(Component data from apps and pages)
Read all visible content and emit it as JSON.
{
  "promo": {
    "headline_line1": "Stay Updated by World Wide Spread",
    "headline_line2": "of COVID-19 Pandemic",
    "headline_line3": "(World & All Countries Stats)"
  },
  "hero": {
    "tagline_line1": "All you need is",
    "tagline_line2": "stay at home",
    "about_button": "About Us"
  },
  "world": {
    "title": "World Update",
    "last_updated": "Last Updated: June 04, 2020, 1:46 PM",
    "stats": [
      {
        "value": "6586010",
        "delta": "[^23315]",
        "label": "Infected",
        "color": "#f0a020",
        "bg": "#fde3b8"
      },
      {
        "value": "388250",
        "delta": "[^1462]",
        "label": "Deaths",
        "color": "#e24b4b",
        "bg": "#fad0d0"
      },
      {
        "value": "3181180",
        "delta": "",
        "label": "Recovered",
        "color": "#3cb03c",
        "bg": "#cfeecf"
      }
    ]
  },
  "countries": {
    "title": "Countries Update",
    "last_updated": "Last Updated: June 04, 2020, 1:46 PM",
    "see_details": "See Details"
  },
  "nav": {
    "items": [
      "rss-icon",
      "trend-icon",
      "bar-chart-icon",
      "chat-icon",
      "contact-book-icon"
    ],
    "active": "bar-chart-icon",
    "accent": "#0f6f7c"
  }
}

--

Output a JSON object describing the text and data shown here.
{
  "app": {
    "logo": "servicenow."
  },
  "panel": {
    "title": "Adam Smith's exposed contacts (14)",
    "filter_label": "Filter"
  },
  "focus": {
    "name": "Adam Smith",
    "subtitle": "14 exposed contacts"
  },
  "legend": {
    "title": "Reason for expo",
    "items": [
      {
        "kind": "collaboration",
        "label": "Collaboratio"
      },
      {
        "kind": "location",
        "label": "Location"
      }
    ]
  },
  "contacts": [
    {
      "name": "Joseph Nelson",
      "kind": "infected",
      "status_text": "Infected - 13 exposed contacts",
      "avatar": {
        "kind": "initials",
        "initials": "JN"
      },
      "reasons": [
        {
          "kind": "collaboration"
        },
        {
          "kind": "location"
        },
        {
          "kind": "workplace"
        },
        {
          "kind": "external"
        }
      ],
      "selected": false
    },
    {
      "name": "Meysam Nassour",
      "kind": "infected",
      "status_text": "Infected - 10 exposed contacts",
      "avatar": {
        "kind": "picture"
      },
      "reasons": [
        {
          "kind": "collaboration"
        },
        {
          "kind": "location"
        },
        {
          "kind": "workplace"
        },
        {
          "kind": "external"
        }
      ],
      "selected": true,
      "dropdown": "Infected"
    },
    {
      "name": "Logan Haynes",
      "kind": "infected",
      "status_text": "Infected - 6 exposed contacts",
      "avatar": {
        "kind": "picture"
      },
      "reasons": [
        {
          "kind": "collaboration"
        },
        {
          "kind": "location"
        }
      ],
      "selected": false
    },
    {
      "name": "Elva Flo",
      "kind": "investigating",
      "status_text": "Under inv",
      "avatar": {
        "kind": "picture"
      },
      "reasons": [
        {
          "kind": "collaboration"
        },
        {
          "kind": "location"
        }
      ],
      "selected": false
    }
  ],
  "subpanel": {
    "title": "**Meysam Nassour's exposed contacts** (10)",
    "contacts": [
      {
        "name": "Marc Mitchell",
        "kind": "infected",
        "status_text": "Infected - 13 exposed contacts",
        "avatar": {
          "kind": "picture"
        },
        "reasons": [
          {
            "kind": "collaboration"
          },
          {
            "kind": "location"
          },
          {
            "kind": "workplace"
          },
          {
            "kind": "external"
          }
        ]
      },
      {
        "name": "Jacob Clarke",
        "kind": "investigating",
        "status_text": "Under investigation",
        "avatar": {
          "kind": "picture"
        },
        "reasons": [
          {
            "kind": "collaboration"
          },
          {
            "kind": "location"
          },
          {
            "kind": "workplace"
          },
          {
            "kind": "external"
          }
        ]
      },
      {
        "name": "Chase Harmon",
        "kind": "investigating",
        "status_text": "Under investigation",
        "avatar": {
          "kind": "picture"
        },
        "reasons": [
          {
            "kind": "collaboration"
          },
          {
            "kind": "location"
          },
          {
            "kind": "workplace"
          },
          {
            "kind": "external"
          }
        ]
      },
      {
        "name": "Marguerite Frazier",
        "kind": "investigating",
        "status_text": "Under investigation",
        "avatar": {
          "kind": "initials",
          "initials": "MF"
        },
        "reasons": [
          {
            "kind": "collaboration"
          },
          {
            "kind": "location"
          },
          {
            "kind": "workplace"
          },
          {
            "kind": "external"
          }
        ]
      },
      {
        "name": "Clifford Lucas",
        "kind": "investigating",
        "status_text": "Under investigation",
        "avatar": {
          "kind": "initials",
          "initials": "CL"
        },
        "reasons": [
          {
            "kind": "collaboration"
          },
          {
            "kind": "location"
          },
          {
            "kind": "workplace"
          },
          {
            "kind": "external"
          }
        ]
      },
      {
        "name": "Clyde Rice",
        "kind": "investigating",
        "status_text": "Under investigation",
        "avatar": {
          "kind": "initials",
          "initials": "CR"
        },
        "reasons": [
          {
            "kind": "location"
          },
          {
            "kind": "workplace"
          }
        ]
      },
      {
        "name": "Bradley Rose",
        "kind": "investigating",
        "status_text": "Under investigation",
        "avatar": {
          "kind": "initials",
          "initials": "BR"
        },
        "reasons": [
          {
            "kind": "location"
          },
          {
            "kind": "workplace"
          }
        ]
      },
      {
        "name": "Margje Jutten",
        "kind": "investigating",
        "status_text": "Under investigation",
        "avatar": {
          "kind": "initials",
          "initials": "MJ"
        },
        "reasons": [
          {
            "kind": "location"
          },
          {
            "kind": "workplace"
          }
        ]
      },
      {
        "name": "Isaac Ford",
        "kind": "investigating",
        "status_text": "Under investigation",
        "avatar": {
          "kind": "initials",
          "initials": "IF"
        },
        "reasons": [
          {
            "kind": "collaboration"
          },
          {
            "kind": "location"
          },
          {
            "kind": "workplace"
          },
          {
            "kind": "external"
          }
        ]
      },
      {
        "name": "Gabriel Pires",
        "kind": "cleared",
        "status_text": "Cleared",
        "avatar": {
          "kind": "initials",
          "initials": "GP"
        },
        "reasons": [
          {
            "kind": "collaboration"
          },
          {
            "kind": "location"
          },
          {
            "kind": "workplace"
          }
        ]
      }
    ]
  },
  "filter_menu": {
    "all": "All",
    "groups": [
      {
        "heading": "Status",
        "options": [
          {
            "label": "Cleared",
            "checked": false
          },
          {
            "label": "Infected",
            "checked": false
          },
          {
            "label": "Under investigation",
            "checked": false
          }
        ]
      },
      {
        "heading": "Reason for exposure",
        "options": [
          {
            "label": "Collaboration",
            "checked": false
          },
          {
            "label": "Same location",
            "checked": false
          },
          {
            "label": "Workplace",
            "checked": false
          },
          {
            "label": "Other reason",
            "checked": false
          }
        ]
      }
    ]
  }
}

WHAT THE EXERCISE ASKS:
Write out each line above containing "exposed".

SOLUTION TO THIS EXERCISE:
    "title": "Adam Smith's exposed contacts (14)",
    "subtitle": "14 exposed contacts"
      "status_text": "Infected - 13 exposed contacts",
      "status_text": "Infected - 10 exposed contacts",
      "status_text": "Infected - 6 exposed contacts",
    "title": "**Meysam Nassour's exposed contacts** (10)",
        "status_text": "Infected - 13 exposed contacts",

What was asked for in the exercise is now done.